» To do
Retype the records in full, keeping each character as it is.

Element data from apps and pages:
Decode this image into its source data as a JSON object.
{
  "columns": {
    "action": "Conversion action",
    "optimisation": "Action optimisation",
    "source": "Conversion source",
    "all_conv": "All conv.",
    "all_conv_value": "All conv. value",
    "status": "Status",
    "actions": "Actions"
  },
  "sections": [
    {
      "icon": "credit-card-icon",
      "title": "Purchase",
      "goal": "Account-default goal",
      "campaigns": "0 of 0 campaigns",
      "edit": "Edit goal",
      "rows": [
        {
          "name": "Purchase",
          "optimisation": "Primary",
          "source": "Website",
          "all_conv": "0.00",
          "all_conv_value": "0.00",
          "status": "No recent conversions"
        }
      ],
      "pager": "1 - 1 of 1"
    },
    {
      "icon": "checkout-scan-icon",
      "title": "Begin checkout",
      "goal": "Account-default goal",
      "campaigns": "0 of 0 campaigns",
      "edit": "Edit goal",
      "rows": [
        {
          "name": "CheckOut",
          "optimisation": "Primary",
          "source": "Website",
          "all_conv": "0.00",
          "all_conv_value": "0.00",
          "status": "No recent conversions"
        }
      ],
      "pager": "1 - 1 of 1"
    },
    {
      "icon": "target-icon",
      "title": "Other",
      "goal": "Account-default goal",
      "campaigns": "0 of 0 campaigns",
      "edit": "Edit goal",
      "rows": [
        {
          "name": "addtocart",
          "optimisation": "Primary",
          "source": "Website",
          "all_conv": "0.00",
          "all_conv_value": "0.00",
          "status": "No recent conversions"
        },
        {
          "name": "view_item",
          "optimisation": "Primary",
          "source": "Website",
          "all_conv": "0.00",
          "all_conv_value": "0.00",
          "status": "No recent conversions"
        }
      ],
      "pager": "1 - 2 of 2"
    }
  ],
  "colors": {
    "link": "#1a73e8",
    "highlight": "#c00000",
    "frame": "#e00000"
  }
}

» Answer
Decode this image into its source data as a JSON object.
{
  "columns": {
    "action": "Conversion action",
    "optimisation": "Action optimisation",
    "source": "Conversion source",
    "all_conv": "All conv.",
    "all_conv_value": "All conv. value",
    "status": "Status",
    "actions": "Actions"
  },
  "sections": [
    {
      "icon": "credit-card-icon",
      "title": "Purchase",
      "goal": "Account-default goal",
      "campaigns": "0 of 0 campaigns",
      "edit": "Edit goal",
      "rows": [
        {
          "name": "Purchase",
          "optimisation": "Primary",
          "source": "Website",
          "all_conv": "0.00",
          "all_conv_value": "0.00",
          "status": "No recent conversions"
        }
      ],
      "pager": "1 - 1 of 1"
    },
    {
      "icon": "checkout-scan-icon",
      "title": "Begin checkout",
      "goal": "Account-default goal",
      "campaigns": "0 of 0 campaigns",
      "edit": "Edit goal",
      "rows": [
        {
          "name": "CheckOut",
          "optimisation": "Primary",
          "source": "Website",
          "all_conv": "0.00",
          "all_conv_value": "0.00",
          "status": "No recent conversions"
        }
      ],
      "pager": "1 - 1 of 1"
    },
    {
      "icon": "target-icon",
      "title": "Other",
      "goal": "Account-default goal",
      "campaigns": "0 of 0 campaigns",
      "edit": "Edit goal",
      "rows": [
        {
          "name": "addtocart",
          "optimisation": "Primary",
          "source": "Website",
          "all_conv": "0.00",
          "all_conv_value": "0.00",
          "status": "No recent conversions"
        },
        {
          "name": "view_item",
          "optimisation": "Primary",
          "source": "Website",
          "all_conv": "0.00",
          "all_conv_value": "0.00",
          "status": "No recent conversions"
        }
      ],
      "pager": "1 - 2 of 2"
    }
  ],
  "colors": {
    "link": "#1a73e8",
    "highlight": "#c00000",
    "frame": "#e00000"
  }
}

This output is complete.